» Problem to work on:
Every line of the material must be written out again unchanged.

/---

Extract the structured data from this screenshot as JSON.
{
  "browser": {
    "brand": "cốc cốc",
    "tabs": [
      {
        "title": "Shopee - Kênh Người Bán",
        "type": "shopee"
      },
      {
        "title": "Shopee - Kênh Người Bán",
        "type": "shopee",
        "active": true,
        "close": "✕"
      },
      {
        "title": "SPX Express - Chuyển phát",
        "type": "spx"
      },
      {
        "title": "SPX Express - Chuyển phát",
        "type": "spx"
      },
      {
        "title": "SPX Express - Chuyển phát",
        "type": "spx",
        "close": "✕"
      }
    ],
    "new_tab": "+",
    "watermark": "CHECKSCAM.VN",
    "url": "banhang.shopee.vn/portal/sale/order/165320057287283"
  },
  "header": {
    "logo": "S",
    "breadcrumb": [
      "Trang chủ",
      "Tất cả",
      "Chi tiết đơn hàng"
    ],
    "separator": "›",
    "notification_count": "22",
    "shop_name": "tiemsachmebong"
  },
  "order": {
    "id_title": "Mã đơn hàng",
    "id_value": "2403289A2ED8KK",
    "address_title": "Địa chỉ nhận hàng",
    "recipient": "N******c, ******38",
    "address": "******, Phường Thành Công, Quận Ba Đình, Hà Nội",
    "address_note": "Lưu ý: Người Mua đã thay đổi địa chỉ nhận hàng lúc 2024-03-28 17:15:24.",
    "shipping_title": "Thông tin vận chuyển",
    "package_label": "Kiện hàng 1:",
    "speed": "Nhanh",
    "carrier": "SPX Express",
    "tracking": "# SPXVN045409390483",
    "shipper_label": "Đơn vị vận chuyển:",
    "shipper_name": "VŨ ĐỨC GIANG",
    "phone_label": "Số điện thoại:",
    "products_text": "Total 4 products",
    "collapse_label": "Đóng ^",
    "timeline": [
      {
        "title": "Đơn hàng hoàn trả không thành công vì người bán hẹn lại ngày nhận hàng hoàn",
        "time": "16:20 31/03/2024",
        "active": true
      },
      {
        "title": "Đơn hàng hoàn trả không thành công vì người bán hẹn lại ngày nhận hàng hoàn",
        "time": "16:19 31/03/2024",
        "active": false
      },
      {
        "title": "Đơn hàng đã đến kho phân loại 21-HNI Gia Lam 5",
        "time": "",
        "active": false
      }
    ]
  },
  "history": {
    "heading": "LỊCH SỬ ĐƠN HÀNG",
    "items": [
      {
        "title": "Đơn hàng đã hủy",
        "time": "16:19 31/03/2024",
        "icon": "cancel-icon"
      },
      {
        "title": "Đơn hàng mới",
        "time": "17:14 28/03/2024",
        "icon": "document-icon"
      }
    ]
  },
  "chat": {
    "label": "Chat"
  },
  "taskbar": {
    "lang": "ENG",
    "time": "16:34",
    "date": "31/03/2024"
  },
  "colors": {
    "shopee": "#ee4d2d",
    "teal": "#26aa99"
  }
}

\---

» Answer section:
Extract the structured data from this screenshot as JSON.
{
  "browser": {
    "brand": "cốc cốc",
    "tabs": [
      {
        "title": "Shopee - Kênh Người Bán",
        "type": "shopee"
      },
      {
        "title": "Shopee - Kênh Người Bán",
        "type": "shopee",
        "active": true,
        "close": "✕"
      },
      {
        "title": "SPX Express - Chuyển phát",
        "type": "spx"
      },
      {
        "title": "SPX Express - Chuyển phát",
        "type": "spx"
      },
      {
        "title": "SPX Express - Chuyển phát",
        "type": "spx",
        "close": "✕"
      }
    ],
    "new_tab": "+",
    "watermark": "CHECKSCAM.VN",
    "url": "banhang.shopee.vn/portal/sale/order/165320057287283"
  },
  "header": {
    "logo": "S",
    "breadcrumb": [
      "Trang chủ",
      "Tất cả",
      "Chi tiết đơn hàng"
    ],
    "separator": "›",
    "notification_count": "22",
    "shop_name": "tiemsachmebong"
  },
  "order": {
    "id_title": "Mã đơn hàng",
    "id_value": "2403289A2ED8KK",
    "address_title": "Địa chỉ nhận hàng",
    "recipient": "N******c, ******38",
    "address": "******, Phường Thành Công, Quận Ba Đình, Hà Nội",
    "address_note": "Lưu ý: Người Mua đã thay đổi địa chỉ nhận hàng lúc 2024-03-28 17:15:24.",
    "shipping_title": "Thông tin vận chuyển",
    "package_label": "Kiện hàng 1:",
    "speed": "Nhanh",
    "carrier": "SPX Express",
    "tracking": "# SPXVN045409390483",
    "shipper_label": "Đơn vị vận chuyển:",
    "shipper_name": "VŨ ĐỨC GIANG",
    "phone_label": "Số điện thoại:",
    "products_text": "Total 4 products",
    "collapse_label": "Đóng ^",
    "timeline": [
      {
        "title": "Đơn hàng hoàn trả không thành công vì người bán hẹn lại ngày nhận hàng hoàn",
        "time": "16:20 31/03/2024",
        "active": true
      },
      {
        "title": "Đơn hàng hoàn trả không thành công vì người bán hẹn lại ngày nhận hàng hoàn",
        "time": "16:19 31/03/2024",
        "active": false
      },
      {
        "title": "Đơn hàng đã đến kho phân loại 21-HNI Gia Lam 5",
        "time": "",
        "active": false
      }
    ]
  },
  "history": {
    "heading": "LỊCH SỬ ĐƠN HÀNG",
    "items": [
      {
        "title": "Đơn hàng đã hủy",
        "time": "16:19 31/03/2024",
        "icon": "cancel-icon"
      },
      {
        "title": "Đơn hàng mới",
        "time": "17:14 28/03/2024",
        "icon": "document-icon"
      }
    ]
  },
  "chat": {
    "label": "Chat"
  },
  "taskbar": {
    "lang": "ENG",
    "time": "16:34",
    "date": "31/03/2024"
  },
  "colors": {
    "shopee": "#ee4d2d",
    "teal": "#26aa99"
  }
}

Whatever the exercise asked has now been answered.